### Aim of the task
Could the data underneath be repeated exactly, in full?

Stored records:
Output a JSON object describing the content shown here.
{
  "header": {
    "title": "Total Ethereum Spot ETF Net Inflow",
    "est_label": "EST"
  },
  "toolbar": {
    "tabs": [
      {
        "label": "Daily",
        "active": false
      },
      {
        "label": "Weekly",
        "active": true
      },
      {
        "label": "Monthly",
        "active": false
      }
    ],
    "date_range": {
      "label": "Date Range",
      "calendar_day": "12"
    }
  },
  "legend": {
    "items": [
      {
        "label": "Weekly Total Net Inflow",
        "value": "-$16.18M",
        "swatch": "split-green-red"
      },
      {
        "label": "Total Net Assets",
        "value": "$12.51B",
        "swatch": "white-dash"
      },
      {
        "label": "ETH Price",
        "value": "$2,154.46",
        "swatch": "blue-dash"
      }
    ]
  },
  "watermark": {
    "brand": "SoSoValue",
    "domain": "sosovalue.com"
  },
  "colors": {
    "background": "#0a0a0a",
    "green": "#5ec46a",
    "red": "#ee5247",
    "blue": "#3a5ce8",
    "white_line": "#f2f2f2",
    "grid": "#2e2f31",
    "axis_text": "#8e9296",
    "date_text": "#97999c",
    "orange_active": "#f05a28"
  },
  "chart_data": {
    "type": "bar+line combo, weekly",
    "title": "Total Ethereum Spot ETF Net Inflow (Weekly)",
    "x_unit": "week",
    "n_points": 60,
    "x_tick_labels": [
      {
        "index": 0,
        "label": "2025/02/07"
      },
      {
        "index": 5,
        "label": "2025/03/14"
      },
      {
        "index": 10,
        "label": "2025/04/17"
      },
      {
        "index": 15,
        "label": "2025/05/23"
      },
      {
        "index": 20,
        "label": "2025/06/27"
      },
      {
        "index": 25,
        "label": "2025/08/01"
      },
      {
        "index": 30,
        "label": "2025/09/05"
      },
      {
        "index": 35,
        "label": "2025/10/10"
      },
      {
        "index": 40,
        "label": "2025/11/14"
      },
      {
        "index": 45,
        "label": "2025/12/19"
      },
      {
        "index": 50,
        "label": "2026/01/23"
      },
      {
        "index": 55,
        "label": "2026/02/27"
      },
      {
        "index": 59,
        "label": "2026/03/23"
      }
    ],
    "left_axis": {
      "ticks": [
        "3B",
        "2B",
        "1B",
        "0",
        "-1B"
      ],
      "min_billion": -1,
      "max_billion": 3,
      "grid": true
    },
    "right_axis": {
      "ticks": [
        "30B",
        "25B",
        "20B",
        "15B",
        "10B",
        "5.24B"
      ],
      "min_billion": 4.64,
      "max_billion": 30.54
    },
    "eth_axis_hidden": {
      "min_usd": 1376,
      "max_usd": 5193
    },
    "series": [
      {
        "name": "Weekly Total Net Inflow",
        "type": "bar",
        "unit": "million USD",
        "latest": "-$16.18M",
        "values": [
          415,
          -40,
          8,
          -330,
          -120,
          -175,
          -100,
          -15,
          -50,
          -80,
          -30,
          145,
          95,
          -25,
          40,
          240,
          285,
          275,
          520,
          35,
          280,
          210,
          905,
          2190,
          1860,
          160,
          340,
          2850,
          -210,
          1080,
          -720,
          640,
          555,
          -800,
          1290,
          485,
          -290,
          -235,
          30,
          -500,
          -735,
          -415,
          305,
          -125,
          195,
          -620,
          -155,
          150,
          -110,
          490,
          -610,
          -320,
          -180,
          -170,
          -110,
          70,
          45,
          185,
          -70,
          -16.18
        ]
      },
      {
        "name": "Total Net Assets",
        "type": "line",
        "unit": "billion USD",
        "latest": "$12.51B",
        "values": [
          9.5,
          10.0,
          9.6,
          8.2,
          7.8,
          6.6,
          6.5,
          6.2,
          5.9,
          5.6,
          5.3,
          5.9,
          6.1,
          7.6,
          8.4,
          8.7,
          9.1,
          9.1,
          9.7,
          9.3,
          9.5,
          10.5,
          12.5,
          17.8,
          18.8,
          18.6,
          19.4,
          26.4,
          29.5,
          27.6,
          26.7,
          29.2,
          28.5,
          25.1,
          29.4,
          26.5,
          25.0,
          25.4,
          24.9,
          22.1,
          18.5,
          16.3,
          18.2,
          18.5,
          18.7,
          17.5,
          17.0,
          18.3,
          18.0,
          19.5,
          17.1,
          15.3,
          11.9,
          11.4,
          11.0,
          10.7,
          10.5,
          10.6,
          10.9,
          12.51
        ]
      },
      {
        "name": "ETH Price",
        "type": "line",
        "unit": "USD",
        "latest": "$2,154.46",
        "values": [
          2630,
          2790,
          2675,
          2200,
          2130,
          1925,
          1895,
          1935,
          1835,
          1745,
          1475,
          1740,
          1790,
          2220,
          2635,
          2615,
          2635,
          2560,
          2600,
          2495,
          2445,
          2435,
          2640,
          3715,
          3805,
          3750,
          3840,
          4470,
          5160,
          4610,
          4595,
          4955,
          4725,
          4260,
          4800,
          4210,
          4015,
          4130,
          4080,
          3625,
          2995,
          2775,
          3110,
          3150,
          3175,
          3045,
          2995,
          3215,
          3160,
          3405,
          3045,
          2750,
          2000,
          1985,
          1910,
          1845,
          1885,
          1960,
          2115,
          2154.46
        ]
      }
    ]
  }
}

### Your solution
Output a JSON object describing the content shown here.
{
  "header": {
    "title": "Total Ethereum Spot ETF Net Inflow",
    "est_label": "EST"
  },
  "toolbar": {
    "tabs": [
      {
        "label": "Daily",
        "active": false
      },
      {
        "label": "Weekly",
        "active": true
      },
      {
        "label": "Monthly",
        "active": false
      }
    ],
    "date_range": {
      "label": "Date Range",
      "calendar_day": "12"
    }
  },
  "legend": {
    "items": [
      {
        "label": "Weekly Total Net Inflow",
        "value": "-$16.18M",
        "swatch": "split-green-red"
      },
      {
        "label": "Total Net Assets",
        "value": "$12.51B",
        "swatch": "white-dash"
      },
      {
        "label": "ETH Price",
        "value": "$2,154.46",
        "swatch": "blue-dash"
      }
    ]
  },
  "watermark": {
    "brand": "SoSoValue",
    "domain": "sosovalue.com"
  },
  "colors": {
    "background": "#0a0a0a",
    "green": "#5ec46a",
    "red": "#ee5247",
    "blue": "#3a5ce8",
    "white_line": "#f2f2f2",
    "grid": "#2e2f31",
    "axis_text": "#8e9296",
    "date_text": "#97999c",
    "orange_active": "#f05a28"
  },
  "chart_data": {
    "type": "bar+line combo, weekly",
    "title": "Total Ethereum Spot ETF Net Inflow (Weekly)",
    "x_unit": "week",
    "n_points": 60,
    "x_tick_labels": [
      {
        "index": 0,
        "label": "2025/02/07"
      },
      {
        "index": 5,
        "label": "2025/03/14"
      },
      {
        "index": 10,
        "label": "2025/04/17"
      },
      {
        "index": 15,
        "label": "2025/05/23"
      },
      {
        "index": 20,
        "label": "2025/06/27"
      },
      {
        "index": 25,
        "label": "2025/08/01"
      },
      {
        "index": 30,
        "label": "2025/09/05"
      },
      {
        "index": 35,
        "label": "2025/10/10"
      },
      {
        "index": 40,
        "label": "2025/11/14"
      },
      {
        "index": 45,
        "label": "2025/12/19"
      },
      {
        "index": 50,
        "label": "2026/01/23"
      },
      {
        "index": 55,
        "label": "2026/02/27"
      },
      {
        "index": 59,
        "label": "2026/03/23"
      }
    ],
    "left_axis": {
      "ticks": [
        "3B",
        "2B",
        "1B",
        "0",
        "-1B"
      ],
      "min_billion": -1,
      "max_billion": 3,
      "grid": true
    },
    "right_axis": {
      "ticks": [
        "30B",
        "25B",
        "20B",
        "15B",
        "10B",
        "5.24B"
      ],
      "min_billion": 4.64,
      "max_billion": 30.54
    },
    "eth_axis_hidden": {
      "min_usd": 1376,
      "max_usd": 5193
    },
    "series": [
      {
        "name": "Weekly Total Net Inflow",
        "type": "bar",
        "unit": "million USD",
        "latest": "-$16.18M",
        "values": [
          415,
          -40,
          8,
          -330,
          -120,
          -175,
          -100,
          -15,
          -50,
          -80,
          -30,
          145,
          95,
          -25,
          40,
          240,
          285,
          275,
          520,
          35,
          280,
          210,
          905,
          2190,
          1860,
          160,
          340,
          2850,
          -210,
          1080,
          -720,
          640,
          555,
          -800,
          1290,
          485,
          -290,
          -235,
          30,
          -500,
          -735,
          -415,
          305,
          -125,
          195,
          -620,
          -155,
          150,
          -110,
          490,
          -610,
          -320,
          -180,
          -170,
          -110,
          70,
          45,
          185,
          -70,
          -16.18
        ]
      },
      {
        "name": "Total Net Assets",
        "type": "line",
        "unit": "billion USD",
        "latest": "$12.51B",
        "values": [
          9.5,
          10.0,
          9.6,
          8.2,
          7.8,
          6.6,
          6.5,
          6.2,
          5.9,
          5.6,
          5.3,
          5.9,
          6.1,
          7.6,
          8.4,
          8.7,
          9.1,
          9.1,
          9.7,
          9.3,
          9.5,
          10.5,
          12.5,
          17.8,
          18.8,
          18.6,
          19.4,
          26.4,
          29.5,
          27.6,
          26.7,
          29.2,
          28.5,
          25.1,
          29.4,
          26.5,
          25.0,
          25.4,
          24.9,
          22.1,
          18.5,
          16.3,
          18.2,
          18.5,
          18.7,
          17.5,
          17.0,
          18.3,
          18.0,
          19.5,
          17.1,
          15.3,
          11.9,
          11.4,
          11.0,
          10.7,
          10.5,
          10.6,
          10.9,
          12.51
        ]
      },
      {
        "name": "ETH Price",
        "type": "line",
        "unit": "USD",
        "latest": "$2,154.46",
        "values": [
          2630,
          2790,
          2675,
          2200,
          2130,
          1925,
          1895,
          1935,
          1835,
          1745,
          1475,
          1740,
          1790,
          2220,
          2635,
          2615,
          2635,
          2560,
          2600,
          2495,
          2445,
          2435,
          2640,
          3715,
          3805,
          3750,
          3840,
          4470,
          5160,
          4610,
          4595,
          4955,
          4725,
          4260,
          4800,
          4210,
          4015,
          4130,
          4080,
          3625,
          2995,
          2775,
          3110,
          3150,
          3175,
          3045,
          2995,
          3215,
          3160,
          3405,
          3045,
          2750,
          2000,
          1985,
          1910,
          1845,
          1885,
          1960,
          2115,
          2154.46
        ]
      }
    ]
  }
}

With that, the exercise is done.